Anvil of The Sun (c) 2012
Words, Music, Guitar, Vocals by Lance Frank
A tribute to the film "Lawrence of Arabia" inspired as much by one famously hot summer day in Indio California. Coincidentally, Indio is infused with a good deal of Arab culture owing perhaps to the origins of the local date industry. Every year scenes from the Arabian Nights are played out here during the Riverside County Fair and Date Festival. The local High School sports team is The Rajas and many of the streets have Arabic names. Just South of here is the city of Mecca.
I remember fooling around with the basic chord progression when I was still living in an apartment off El Paseo in Palm Desert. I originally imagined the tune as a melancholy ode to the empty streets of El Paseo during the off season when the tourist have gone, but could not come up with any suitable lyrics. This must have been before 1997 because soon after that I bought my first house in Bermuda Dunes Country Club where I made some progress in my playing but did very little composing.
When I sold the house in 2007 and moved to Indio, I continued my habit of walking to the market to buy groceries no matter how hot it was. In 2012 during one such walk when temperatures hit the high teens I was thinking about some of the lines from Lawrence of Arabia, particularly, “This is The Nefud, The Sun’s Anvil.” After that, the lyrics to Anvil of The Sun based mostly on the dialogue and story line of the film flowed quite easily. I later learned that 2012 just happened to be the 50th Anniversary of the film’s release.

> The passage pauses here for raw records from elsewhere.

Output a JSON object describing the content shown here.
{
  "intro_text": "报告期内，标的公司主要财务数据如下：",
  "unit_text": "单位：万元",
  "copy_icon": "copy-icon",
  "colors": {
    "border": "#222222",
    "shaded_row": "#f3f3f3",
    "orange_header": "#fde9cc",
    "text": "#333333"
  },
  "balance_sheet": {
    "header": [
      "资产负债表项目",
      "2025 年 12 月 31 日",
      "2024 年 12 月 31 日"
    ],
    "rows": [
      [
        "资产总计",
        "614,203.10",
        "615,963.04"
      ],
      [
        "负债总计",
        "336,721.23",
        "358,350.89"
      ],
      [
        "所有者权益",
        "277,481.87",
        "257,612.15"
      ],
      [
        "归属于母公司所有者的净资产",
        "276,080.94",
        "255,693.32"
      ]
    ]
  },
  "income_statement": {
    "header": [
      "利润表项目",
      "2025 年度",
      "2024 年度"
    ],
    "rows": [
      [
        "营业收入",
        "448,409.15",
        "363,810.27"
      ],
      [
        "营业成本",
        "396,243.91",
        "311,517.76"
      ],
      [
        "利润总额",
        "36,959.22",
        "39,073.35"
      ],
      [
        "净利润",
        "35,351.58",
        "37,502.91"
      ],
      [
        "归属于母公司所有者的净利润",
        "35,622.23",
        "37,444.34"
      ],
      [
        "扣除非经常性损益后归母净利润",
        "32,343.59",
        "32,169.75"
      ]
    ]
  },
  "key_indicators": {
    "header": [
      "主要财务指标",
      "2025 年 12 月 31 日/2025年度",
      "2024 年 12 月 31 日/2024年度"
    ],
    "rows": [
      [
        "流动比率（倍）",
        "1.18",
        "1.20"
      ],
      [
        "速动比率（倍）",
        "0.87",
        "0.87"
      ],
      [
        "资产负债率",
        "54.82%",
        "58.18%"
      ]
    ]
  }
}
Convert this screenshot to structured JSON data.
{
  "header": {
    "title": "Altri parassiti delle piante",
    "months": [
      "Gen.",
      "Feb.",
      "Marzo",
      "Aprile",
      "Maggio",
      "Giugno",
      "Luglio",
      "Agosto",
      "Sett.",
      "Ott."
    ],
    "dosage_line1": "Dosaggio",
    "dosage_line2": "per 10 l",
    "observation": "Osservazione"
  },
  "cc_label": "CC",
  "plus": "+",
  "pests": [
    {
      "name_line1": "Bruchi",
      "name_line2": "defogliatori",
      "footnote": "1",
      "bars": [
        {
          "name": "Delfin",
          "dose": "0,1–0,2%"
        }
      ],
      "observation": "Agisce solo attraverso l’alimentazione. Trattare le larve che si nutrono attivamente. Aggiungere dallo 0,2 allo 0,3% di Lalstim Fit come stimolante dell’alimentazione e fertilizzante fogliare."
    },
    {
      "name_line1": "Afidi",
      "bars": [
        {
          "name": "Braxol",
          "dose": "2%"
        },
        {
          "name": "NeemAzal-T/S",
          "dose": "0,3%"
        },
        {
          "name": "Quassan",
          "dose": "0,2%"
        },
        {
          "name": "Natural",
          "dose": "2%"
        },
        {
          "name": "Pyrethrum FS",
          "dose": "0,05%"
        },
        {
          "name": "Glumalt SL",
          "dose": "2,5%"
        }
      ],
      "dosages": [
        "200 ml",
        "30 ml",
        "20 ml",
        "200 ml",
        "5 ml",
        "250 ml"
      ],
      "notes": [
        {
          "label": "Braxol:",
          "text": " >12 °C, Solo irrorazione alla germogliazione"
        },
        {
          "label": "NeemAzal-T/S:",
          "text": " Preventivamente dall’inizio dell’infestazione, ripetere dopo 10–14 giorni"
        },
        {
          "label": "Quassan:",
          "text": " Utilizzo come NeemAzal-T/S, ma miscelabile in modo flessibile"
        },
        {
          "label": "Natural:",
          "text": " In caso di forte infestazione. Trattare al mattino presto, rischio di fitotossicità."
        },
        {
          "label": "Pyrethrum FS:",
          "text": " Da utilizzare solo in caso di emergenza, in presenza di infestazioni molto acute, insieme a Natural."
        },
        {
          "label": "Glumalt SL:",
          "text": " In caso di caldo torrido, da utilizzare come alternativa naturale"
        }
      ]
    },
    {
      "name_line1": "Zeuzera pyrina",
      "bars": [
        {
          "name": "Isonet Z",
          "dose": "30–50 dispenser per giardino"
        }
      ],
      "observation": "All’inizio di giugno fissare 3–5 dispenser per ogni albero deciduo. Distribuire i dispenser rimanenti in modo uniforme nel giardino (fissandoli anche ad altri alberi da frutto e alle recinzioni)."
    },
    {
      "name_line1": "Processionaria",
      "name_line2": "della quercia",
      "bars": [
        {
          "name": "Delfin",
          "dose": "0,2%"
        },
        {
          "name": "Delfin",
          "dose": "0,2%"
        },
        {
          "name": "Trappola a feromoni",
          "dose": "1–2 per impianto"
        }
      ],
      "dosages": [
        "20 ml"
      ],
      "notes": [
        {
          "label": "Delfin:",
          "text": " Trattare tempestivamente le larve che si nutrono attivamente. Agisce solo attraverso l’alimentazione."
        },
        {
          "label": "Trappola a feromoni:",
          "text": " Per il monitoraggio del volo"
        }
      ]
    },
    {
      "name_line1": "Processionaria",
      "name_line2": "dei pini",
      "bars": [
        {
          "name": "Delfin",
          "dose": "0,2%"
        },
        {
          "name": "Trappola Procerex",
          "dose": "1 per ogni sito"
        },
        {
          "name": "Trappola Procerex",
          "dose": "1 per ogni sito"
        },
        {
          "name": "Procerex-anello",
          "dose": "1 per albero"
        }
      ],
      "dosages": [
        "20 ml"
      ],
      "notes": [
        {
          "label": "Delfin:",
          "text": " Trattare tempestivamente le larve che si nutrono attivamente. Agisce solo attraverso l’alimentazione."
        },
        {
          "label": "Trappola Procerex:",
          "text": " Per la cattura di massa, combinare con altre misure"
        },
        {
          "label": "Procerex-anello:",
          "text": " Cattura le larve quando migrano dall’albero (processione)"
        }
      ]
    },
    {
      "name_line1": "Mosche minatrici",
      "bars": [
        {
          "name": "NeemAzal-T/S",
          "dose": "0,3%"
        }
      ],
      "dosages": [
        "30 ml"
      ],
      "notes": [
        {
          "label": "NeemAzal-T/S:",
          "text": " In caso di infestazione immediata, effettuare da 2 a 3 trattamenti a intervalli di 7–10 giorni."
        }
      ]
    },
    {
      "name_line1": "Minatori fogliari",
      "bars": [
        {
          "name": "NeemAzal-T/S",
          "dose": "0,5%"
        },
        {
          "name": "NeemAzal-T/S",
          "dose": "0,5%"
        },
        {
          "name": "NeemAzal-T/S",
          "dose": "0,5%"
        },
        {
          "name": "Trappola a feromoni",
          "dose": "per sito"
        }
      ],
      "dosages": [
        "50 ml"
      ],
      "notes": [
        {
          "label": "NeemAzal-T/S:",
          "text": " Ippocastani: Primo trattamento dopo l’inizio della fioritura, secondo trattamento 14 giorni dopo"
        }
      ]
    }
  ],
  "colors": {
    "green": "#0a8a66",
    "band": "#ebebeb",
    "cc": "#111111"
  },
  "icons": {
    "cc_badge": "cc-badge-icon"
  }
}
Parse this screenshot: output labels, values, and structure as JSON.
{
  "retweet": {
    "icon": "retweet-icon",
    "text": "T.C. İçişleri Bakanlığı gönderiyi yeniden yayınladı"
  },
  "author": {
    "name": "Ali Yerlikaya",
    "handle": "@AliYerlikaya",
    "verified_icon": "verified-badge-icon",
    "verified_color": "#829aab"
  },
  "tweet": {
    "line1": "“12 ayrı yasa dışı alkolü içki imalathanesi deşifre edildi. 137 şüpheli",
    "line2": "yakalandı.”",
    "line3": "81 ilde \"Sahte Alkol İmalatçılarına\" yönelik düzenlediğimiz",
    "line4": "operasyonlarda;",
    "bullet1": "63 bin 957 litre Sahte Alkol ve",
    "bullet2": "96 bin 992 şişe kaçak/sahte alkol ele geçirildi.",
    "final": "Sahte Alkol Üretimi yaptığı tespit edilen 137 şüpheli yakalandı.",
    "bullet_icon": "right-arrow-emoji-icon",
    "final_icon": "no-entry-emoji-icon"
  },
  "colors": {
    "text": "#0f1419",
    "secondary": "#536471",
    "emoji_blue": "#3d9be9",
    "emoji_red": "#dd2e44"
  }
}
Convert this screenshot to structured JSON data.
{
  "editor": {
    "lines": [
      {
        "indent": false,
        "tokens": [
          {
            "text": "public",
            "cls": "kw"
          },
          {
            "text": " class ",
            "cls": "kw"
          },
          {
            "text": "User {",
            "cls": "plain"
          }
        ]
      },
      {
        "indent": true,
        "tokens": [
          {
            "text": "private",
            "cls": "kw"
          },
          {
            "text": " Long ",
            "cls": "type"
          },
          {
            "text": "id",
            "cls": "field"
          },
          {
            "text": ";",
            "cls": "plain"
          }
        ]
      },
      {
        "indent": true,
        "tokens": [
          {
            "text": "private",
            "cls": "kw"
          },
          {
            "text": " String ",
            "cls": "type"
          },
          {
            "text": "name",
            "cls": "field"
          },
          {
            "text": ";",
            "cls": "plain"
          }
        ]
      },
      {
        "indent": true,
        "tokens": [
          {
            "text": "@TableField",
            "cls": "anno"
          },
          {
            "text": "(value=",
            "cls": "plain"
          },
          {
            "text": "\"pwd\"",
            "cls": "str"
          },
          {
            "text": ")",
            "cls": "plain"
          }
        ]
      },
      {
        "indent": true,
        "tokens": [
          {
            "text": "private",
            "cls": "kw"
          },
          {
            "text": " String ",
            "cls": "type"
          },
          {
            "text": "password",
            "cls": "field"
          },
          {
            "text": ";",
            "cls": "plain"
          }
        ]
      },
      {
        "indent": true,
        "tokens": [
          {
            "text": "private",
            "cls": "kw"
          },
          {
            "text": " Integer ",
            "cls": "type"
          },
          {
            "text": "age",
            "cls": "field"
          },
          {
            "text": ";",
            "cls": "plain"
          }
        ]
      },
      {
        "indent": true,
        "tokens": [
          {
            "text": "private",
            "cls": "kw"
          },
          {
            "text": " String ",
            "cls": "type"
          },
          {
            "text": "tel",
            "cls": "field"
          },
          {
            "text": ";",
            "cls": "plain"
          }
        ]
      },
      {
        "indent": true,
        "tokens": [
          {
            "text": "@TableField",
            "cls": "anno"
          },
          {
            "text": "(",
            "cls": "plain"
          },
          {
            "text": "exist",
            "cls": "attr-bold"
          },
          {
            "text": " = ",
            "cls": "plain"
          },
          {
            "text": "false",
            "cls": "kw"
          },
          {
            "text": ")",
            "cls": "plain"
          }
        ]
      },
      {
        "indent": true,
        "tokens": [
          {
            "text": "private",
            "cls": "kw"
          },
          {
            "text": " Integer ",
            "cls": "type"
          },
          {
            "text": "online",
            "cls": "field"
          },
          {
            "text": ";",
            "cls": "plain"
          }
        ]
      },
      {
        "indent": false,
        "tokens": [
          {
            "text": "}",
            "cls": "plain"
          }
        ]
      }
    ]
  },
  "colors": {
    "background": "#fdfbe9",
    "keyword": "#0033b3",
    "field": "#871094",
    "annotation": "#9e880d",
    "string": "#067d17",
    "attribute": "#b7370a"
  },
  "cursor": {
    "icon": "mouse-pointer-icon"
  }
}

The lyrics are a first person narrative from Lawrence's point of view. Each chorus follows his character arc through the film. When he is first given the assignment to find Prince Faisal in the desert he remarks "It's going to be fun" and the first chorus ends "For me it will be fun." As the story unfolds his romantic illusions of war begin to wane and the 2nd chorus ends "I thought it would be fun." Finally, the third chorus ends "It was anything but fun" reflecting his disillusionment.
I was getting bored with rhyming one verse after another and so decided to shake things up a bit by running the last two stanzas of the last verse into one. I hope this does not offend any purest sensibilities. Tough luck if it does.
Aside from the acapella "The Man Who Broke The Bank At Monte Carlo" at the end, there are no direct musical references in this version to the Maurice Jarre score. However, if I ever perform the tune live it will begin with a screaming overdrive rendition of the main theme remeniscent of Jimi Hendrix's Woodstock interpretation of the "Star Spangled Banner." There will also be an extended drum solo in the middle which will begin with, then expand upon the tribal drums of the Lawrence of Arabia score.